It's the most telling sign that Anaheim's physical forecheck is creating chaos in the Ottawa zone and playing a major role in the Ducks taking a 2-0 lead in the best-of-seven Stanley Cup final.
Wade Redden, Andrej Meszaros, Chris Phillips, Anton Volchenkov, Joe Corvo and Tom Preissing can hear footsteps. Ottawa's six defencemen are getting hammered on every shift by Ducks forwards flying into their zone. It's killed Ottawa's transition game, which has in turn ruined its offensive attack.
"If you let them get forechecking, watch out," one NHL coach said Thursday of the Ducks. "They're all over them right now.'
It's been a one-sided opening six periods. Shots on goal are 63-36 in favour of Anaheim while the Ducks lead 66-49 in hits.
Aside from the Ducks forecheck, there are other factors that have led to Anaheim's success:
-Physical play: The Senators haven't been hit this hard in the post-season and it's taken a toll. The Senators don't seem as keen to drive the net or look for loose pucks knowing what awaits them. As a result, they're winning very few battles for loose pucks.
-Last line change for the home side: It allowed Ducks coach Randy Carlyle to control the matchups, especially the Rob Niedermayer-Samuel Pahlsson-Travis Moen checking line on Ottawa's top line of Dany Heatley, Jason Spezza and Daniel Alfredsson. If that line doesn't score, the Sens can't win. Now that the series shifts to Ottawa, Sens head coach Bryan Murray can better protect his stars with the last line change.
-Obstruction: Ducks GM Brian Burke won't like reading this, but his team, as charged by the Senators, is indeed guilty of some obstruction through the opening two games. Some of it has been called, some hasn't. The NHL should instruct its on-ice officials for the rest of the series to closely monitor how Anaheim players try to prevent Ottawa's forecheckers from getting into the Ducks zone.

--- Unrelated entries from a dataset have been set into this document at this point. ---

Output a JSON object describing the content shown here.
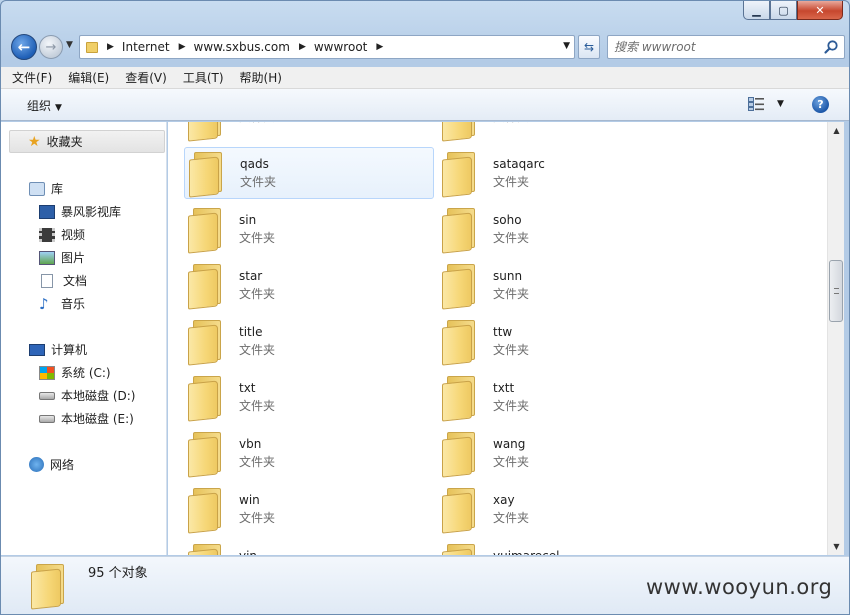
{
  "window": {
    "caption": {
      "minimize": "▁",
      "maximize": "▢",
      "close": "✕"
    }
  },
  "address": {
    "crumbs": [
      "Internet",
      "www.sxbus.com",
      "wwwroot"
    ]
  },
  "search": {
    "placeholder": "搜索 wwwroot"
  },
  "menubar": [
    "文件(F)",
    "编辑(E)",
    "查看(V)",
    "工具(T)",
    "帮助(H)"
  ],
  "toolbar": {
    "organize_label": "组织",
    "help_label": "?"
  },
  "navpane": {
    "favorites": "收藏夹",
    "libraries": "库",
    "library_items": [
      "暴风影视库",
      "视频",
      "图片",
      "文档",
      "音乐"
    ],
    "computer": "计算机",
    "drives": [
      "系统 (C:)",
      "本地磁盘 (D:)",
      "本地磁盘 (E:)"
    ],
    "network": "网络"
  },
  "folder_type_label": "文件夹",
  "files": [
    {
      "name": "",
      "partial": true
    },
    {
      "name": "",
      "partial": true
    },
    {
      "name": "qads",
      "selected": true
    },
    {
      "name": "sataqarc"
    },
    {
      "name": "sin"
    },
    {
      "name": "soho"
    },
    {
      "name": "star"
    },
    {
      "name": "sunn"
    },
    {
      "name": "title"
    },
    {
      "name": "ttw"
    },
    {
      "name": "txt"
    },
    {
      "name": "txtt"
    },
    {
      "name": "vbn"
    },
    {
      "name": "wang"
    },
    {
      "name": "win"
    },
    {
      "name": "xay"
    },
    {
      "name": "yin"
    },
    {
      "name": "yuimarecel"
    }
  ],
  "details": {
    "count": "95 个对象"
  },
  "watermark": "www.wooyun.org",
  "colors": {
    "selection_border": "#b8d6fb",
    "folder": "#f6d777"
  },
  "scroll_position_fraction": 0.35
}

"They are obstructing, no question, but you have to fight through that stuff," the NHL coach said. "You have to find a way,"
-Ottawa's nine-day layoff: The Senators don't look anything like the club that steamrolled over Pittsburgh, New Jersey and Buffalo. They seem out of sync. While the Ducks deserve much of the credit for that, it's clear that the Sens are suffering the effects of not playing top-level hockey for more than a week. The NHL shouldn't allow this kind of break before a Cup final in the future. Hockey players are creatures of routine off the ice and natural rhythm on it. The layoff has messed that up.
But this series is far from over. The steely-eyed look on Alfredsson after Game 2, seething while answering questions from reporters, and his late hit on Chris Pronger at the buzzer are proof that he's not going down without a fight.
The biggest game in Senators franchise history goes Saturday (8 p.m.).